TASK DETAILS: Would you extract the whole listing below and retype it exactly?

══════

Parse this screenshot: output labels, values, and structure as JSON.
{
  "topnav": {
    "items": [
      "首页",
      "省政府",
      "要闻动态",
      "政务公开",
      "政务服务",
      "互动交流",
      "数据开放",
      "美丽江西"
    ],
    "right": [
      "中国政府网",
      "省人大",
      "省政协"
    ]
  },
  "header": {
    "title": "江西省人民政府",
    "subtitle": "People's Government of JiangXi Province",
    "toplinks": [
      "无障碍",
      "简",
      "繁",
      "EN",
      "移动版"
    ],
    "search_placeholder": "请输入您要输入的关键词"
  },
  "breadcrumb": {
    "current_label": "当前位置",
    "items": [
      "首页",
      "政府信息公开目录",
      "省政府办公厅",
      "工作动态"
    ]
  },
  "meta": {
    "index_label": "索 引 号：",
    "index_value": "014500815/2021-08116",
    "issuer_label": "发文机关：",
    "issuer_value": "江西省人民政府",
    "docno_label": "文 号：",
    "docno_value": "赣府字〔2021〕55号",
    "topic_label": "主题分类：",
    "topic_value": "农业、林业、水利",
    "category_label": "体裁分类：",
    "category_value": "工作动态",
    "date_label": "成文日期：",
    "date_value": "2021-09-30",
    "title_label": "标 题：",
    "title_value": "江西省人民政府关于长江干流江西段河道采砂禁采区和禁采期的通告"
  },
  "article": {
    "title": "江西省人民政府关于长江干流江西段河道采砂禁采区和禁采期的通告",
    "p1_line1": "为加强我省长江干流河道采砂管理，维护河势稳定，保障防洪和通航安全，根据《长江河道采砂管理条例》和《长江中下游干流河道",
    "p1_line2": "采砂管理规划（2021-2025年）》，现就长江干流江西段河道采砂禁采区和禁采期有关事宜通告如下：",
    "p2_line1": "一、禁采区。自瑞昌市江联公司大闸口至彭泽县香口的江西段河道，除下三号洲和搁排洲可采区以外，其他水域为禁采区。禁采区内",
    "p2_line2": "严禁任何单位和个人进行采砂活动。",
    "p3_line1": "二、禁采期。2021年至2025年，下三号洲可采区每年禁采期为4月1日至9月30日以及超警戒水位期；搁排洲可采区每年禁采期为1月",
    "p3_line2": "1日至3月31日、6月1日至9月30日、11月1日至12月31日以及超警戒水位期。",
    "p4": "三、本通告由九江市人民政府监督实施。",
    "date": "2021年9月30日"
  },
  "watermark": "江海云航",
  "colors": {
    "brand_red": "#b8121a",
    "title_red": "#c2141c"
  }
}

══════

SOLUTION TO THIS PROBLEM:
Parse this screenshot: output labels, values, and structure as JSON.
{
  "topnav": {
    "items": [
      "首页",
      "省政府",
      "要闻动态",
      "政务公开",
      "政务服务",
      "互动交流",
      "数据开放",
      "美丽江西"
    ],
    "right": [
      "中国政府网",
      "省人大",
      "省政协"
    ]
  },
  "header": {
    "title": "江西省人民政府",
    "subtitle": "People's Government of JiangXi Province",
    "toplinks": [
      "无障碍",
      "简",
      "繁",
      "EN",
      "移动版"
    ],
    "search_placeholder": "请输入您要输入的关键词"
  },
  "breadcrumb": {
    "current_label": "当前位置",
    "items": [
      "首页",
      "政府信息公开目录",
      "省政府办公厅",
      "工作动态"
    ]
  },
  "meta": {
    "index_label": "索 引 号：",
    "index_value": "014500815/2021-08116",
    "issuer_label": "发文机关：",
    "issuer_value": "江西省人民政府",
    "docno_label": "文 号：",
    "docno_value": "赣府字〔2021〕55号",
    "topic_label": "主题分类：",
    "topic_value": "农业、林业、水利",
    "category_label": "体裁分类：",
    "category_value": "工作动态",
    "date_label": "成文日期：",
    "date_value": "2021-09-30",
    "title_label": "标 题：",
    "title_value": "江西省人民政府关于长江干流江西段河道采砂禁采区和禁采期的通告"
  },
  "article": {
    "title": "江西省人民政府关于长江干流江西段河道采砂禁采区和禁采期的通告",
    "p1_line1": "为加强我省长江干流河道采砂管理，维护河势稳定，保障防洪和通航安全，根据《长江河道采砂管理条例》和《长江中下游干流河道",
    "p1_line2": "采砂管理规划（2021-2025年）》，现就长江干流江西段河道采砂禁采区和禁采期有关事宜通告如下：",
    "p2_line1": "一、禁采区。自瑞昌市江联公司大闸口至彭泽县香口的江西段河道，除下三号洲和搁排洲可采区以外，其他水域为禁采区。禁采区内",
    "p2_line2": "严禁任何单位和个人进行采砂活动。",
    "p3_line1": "二、禁采期。2021年至2025年，下三号洲可采区每年禁采期为4月1日至9月30日以及超警戒水位期；搁排洲可采区每年禁采期为1月",
    "p3_line2": "1日至3月31日、6月1日至9月30日、11月1日至12月31日以及超警戒水位期。",
    "p4": "三、本通告由九江市人民政府监督实施。",
    "date": "2021年9月30日"
  },
  "watermark": "江海云航",
  "colors": {
    "brand_red": "#b8121a",
    "title_red": "#c2141c"
  }
}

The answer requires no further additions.